In general, karma refers to the principle of cause and effect, where the actions, intentions, and deeds of an individual have consequences that affect their present and future experiences. The word “karma” itself means “action” or “deed” in Sanskrit.
The concept of karma suggests that every action or thought produces an energy or force that influences the course of an individual’s life. Positive actions and intentions are believed to generate good karma, leading to positive outcomes and a better future, while negative actions and intentions create bad karma, leading to negative consequences and challenges.
Karma is often associated with the notion of reincarnation in Eastern religions. According to this belief, the consequences of an individual’s actions in one life will carry over into their next life.

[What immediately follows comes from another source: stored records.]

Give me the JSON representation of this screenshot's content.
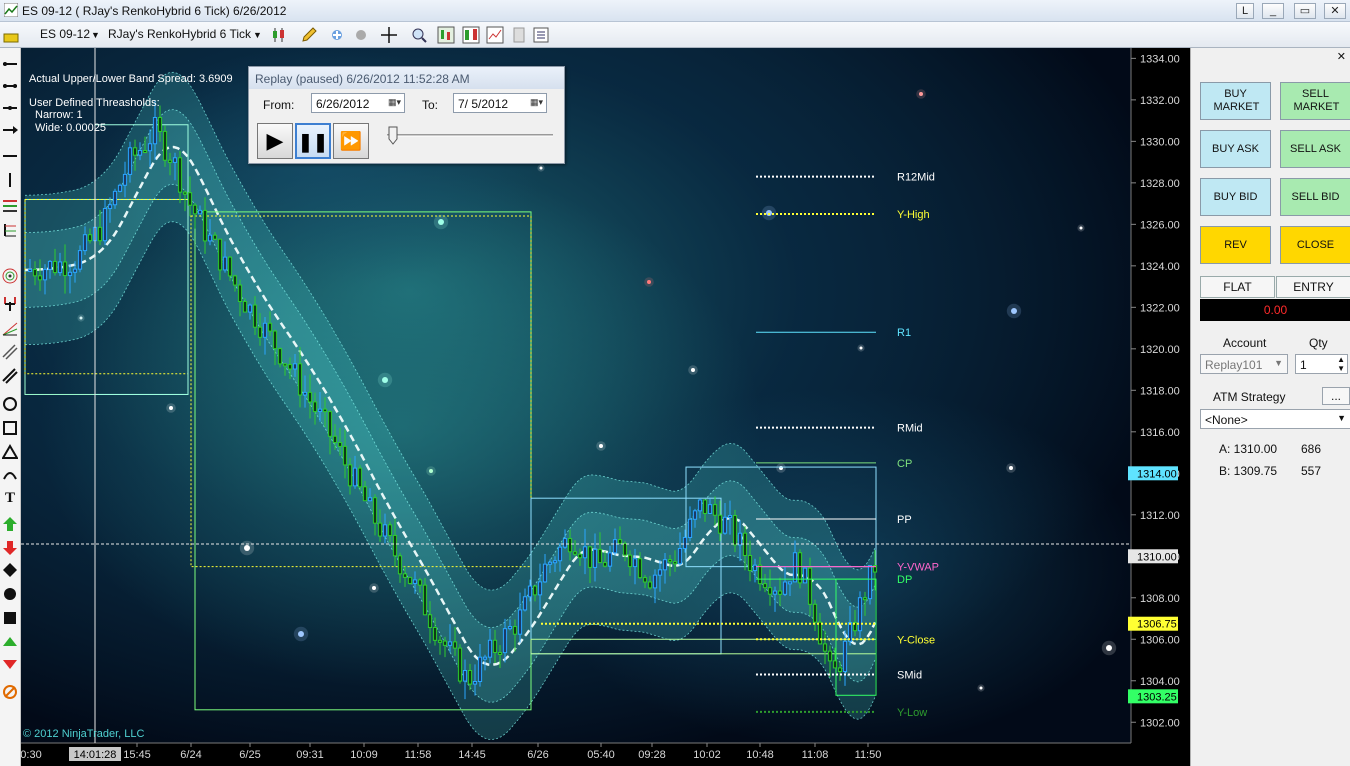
{
  "window": {
    "title": "ES 09-12 ( RJay's RenkoHybrid  6 Tick)  6/26/2012",
    "buttons": [
      "L",
      "_",
      "▭",
      "✕"
    ]
  },
  "toolbar": {
    "instrument": "ES 09-12",
    "bar_type": "RJay's RenkoHybrid  6 Tick"
  },
  "chart": {
    "info_lines": [
      "Actual Upper/Lower Band Spread: 3.6909",
      "User Defined Threasholds:",
      "Narrow: 1",
      "Wide: 0.00025"
    ],
    "copyright": "© 2012 NinjaTrader, LLC",
    "crosshair_time": "14:01:28",
    "colors": {
      "up_bar": "#2aa6ff",
      "down_bar": "#2ecc2e",
      "band": "#5fe3e0",
      "vwap": "#ff66cc",
      "yellow": "#ffff33"
    }
  },
  "chart_data": {
    "type": "line",
    "x_ticks": [
      "0:30",
      "15:45",
      "6/24",
      "6/25",
      "09:31",
      "10:09",
      "11:58",
      "14:45",
      "6/26",
      "05:40",
      "09:28",
      "10:02",
      "10:48",
      "11:08",
      "11:50"
    ],
    "y_ticks": [
      1334.0,
      1332.0,
      1330.0,
      1328.0,
      1326.0,
      1324.0,
      1322.0,
      1320.0,
      1318.0,
      1316.0,
      1314.0,
      1312.0,
      1310.0,
      1308.0,
      1306.0,
      1304.0,
      1302.0
    ],
    "ylim": [
      1301.0,
      1334.5
    ],
    "price_markers": [
      {
        "label": "1314.00",
        "value": 1314.0,
        "color": "#5fe3ff"
      },
      {
        "label": "1310.00",
        "value": 1310.0,
        "color": "#e6e6e6"
      },
      {
        "label": "1306.75",
        "value": 1306.75,
        "color": "#ffff33"
      },
      {
        "label": "1303.25",
        "value": 1303.25,
        "color": "#33ff66"
      }
    ],
    "levels": [
      {
        "name": "R12Mid",
        "value": 1328.3,
        "color": "#ffffff",
        "dash": "2,2"
      },
      {
        "name": "Y-High",
        "value": 1326.5,
        "color": "#ffff33",
        "dash": "2,2"
      },
      {
        "name": "R1",
        "value": 1320.8,
        "color": "#5fe3ff",
        "dash": ""
      },
      {
        "name": "RMid",
        "value": 1316.2,
        "color": "#ffffff",
        "dash": "2,2"
      },
      {
        "name": "CP",
        "value": 1314.5,
        "color": "#7de07d",
        "dash": ""
      },
      {
        "name": "PP",
        "value": 1311.8,
        "color": "#ffffff",
        "dash": ""
      },
      {
        "name": "Y-VWAP",
        "value": 1309.5,
        "color": "#ff66cc",
        "dash": ""
      },
      {
        "name": "DP",
        "value": 1308.9,
        "color": "#33ff66",
        "dash": ""
      },
      {
        "name": "Y-Close",
        "value": 1306.0,
        "color": "#ffff33",
        "dash": "2,2"
      },
      {
        "name": "SMid",
        "value": 1304.3,
        "color": "#ffffff",
        "dash": "2,2"
      },
      {
        "name": "Y-Low",
        "value": 1302.5,
        "color": "#2e9c2e",
        "dash": "2,2"
      }
    ],
    "price_path": [
      {
        "t": 0,
        "p": 1323.8
      },
      {
        "t": 3,
        "p": 1324.0
      },
      {
        "t": 6,
        "p": 1324.3
      },
      {
        "t": 9,
        "p": 1326.0
      },
      {
        "t": 12,
        "p": 1329.0
      },
      {
        "t": 15,
        "p": 1330.5
      },
      {
        "t": 17,
        "p": 1329.2
      },
      {
        "t": 19,
        "p": 1327.0
      },
      {
        "t": 21,
        "p": 1325.5
      },
      {
        "t": 25,
        "p": 1322.5
      },
      {
        "t": 30,
        "p": 1319.5
      },
      {
        "t": 35,
        "p": 1316.0
      },
      {
        "t": 40,
        "p": 1312.0
      },
      {
        "t": 45,
        "p": 1308.5
      },
      {
        "t": 48,
        "p": 1306.0
      },
      {
        "t": 51,
        "p": 1304.0
      },
      {
        "t": 54,
        "p": 1305.5
      },
      {
        "t": 57,
        "p": 1307.0
      },
      {
        "t": 60,
        "p": 1309.5
      },
      {
        "t": 63,
        "p": 1311.0
      },
      {
        "t": 66,
        "p": 1309.5
      },
      {
        "t": 69,
        "p": 1310.5
      },
      {
        "t": 72,
        "p": 1309.0
      },
      {
        "t": 75,
        "p": 1310.0
      },
      {
        "t": 78,
        "p": 1312.5
      },
      {
        "t": 81,
        "p": 1311.5
      },
      {
        "t": 84,
        "p": 1309.5
      },
      {
        "t": 87,
        "p": 1308.5
      },
      {
        "t": 89,
        "p": 1309.8
      },
      {
        "t": 91,
        "p": 1307.5
      },
      {
        "t": 93,
        "p": 1304.0
      },
      {
        "t": 95,
        "p": 1306.0
      },
      {
        "t": 97,
        "p": 1308.5
      },
      {
        "t": 98,
        "p": 1309.5
      }
    ]
  },
  "replay": {
    "title": "Replay (paused) 6/26/2012 11:52:28 AM",
    "from_label": "From:",
    "from_value": "6/26/2012",
    "to_label": "To:",
    "to_value": "7/ 5/2012",
    "play": "▶",
    "pause": "❚❚",
    "fast_forward": "⏩"
  },
  "order_panel": {
    "buy_market": "BUY MARKET",
    "sell_market": "SELL MARKET",
    "buy_ask": "BUY ASK",
    "sell_ask": "SELL ASK",
    "buy_bid": "BUY BID",
    "sell_bid": "SELL BID",
    "rev": "REV",
    "close": "CLOSE",
    "flat": "FLAT",
    "entry": "ENTRY",
    "pnl": "0.00",
    "account_label": "Account",
    "account_value": "Replay101",
    "qty_label": "Qty",
    "qty_value": "1",
    "atm_label": "ATM Strategy",
    "atm_button": "...",
    "atm_value": "<None>",
    "ask_label": "A: 1310.00",
    "ask_size": "686",
    "bid_label": "B: 1309.75",
    "bid_size": "557"
  }
}
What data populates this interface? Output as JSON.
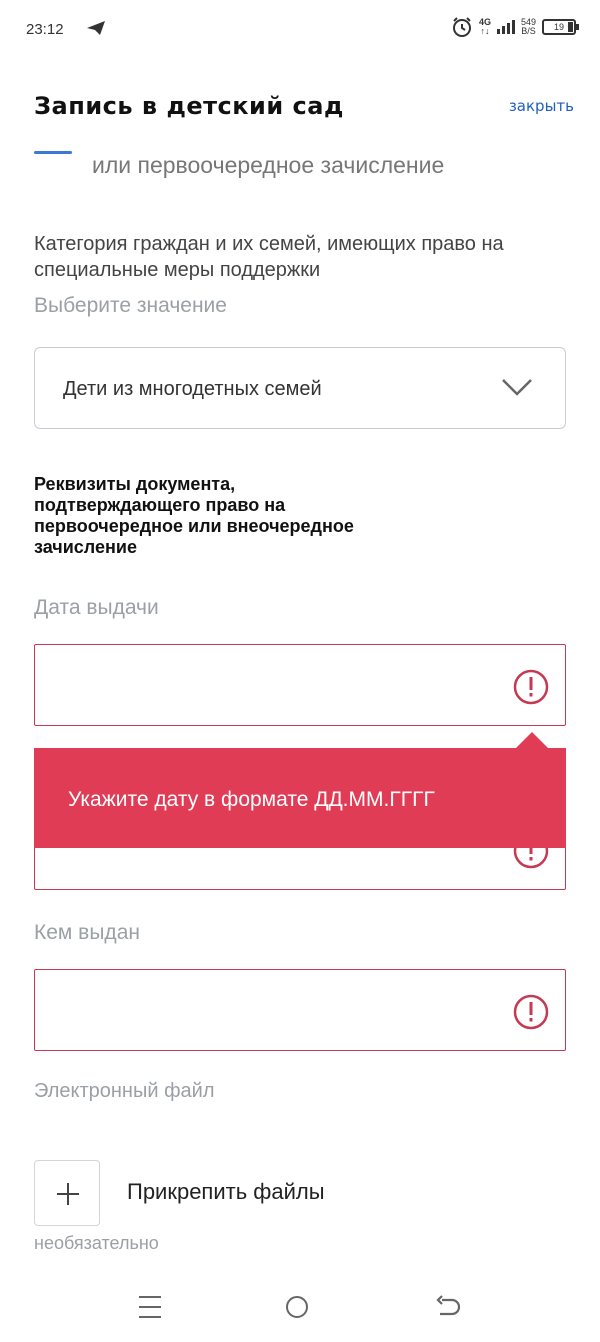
{
  "status_bar": {
    "time": "23:12",
    "network": "4G",
    "speed_value": "549",
    "speed_unit": "B/S",
    "battery": "19"
  },
  "header": {
    "title": "Запись в детский сад",
    "close_label": "закрыть"
  },
  "form": {
    "partial_option_text": "или первоочередное зачисление",
    "category": {
      "label": "Категория граждан и их семей, имеющих право на специальные меры поддержки",
      "hint": "Выберите значение",
      "selected_value": "Дети из многодетных семей"
    },
    "section_title": "Реквизиты документа, подтверждающего право на первоочередное или внеочередное зачисление",
    "issue_date": {
      "label": "Дата выдачи",
      "value": "",
      "error": "Укажите дату в формате ДД.ММ.ГГГГ"
    },
    "issued_by": {
      "label": "Кем выдан",
      "value": ""
    },
    "file": {
      "label": "Электронный файл",
      "attach_label": "Прикрепить файлы",
      "optional_note": "необязательно"
    }
  },
  "colors": {
    "error": "#c53a52",
    "tooltip": "#e13c56",
    "link": "#1f5fbf",
    "accent": "#3b78d8"
  },
  "icons": [
    "telegram-send-icon",
    "alarm-icon",
    "signal-icon",
    "battery-icon",
    "chevron-down-icon",
    "error-icon",
    "plus-icon",
    "menu-icon",
    "home-icon",
    "back-icon"
  ]
}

Thus, the cycle of birth, death, and rebirth (reincarnation or samsara) is influenced by the accumulated karma from past lives.
In Buddhism, the concept of karma is closely tied to the teachings of the Four Noble Truths and the concept of dependent origination (pratītyasamutpāda). It is viewed as one of the factors contributing to the cycle of suffering and the path towards liberation (nirvana).
Overall, karma serves as a moral and ethical framework, encouraging individuals to be mindful of their actions and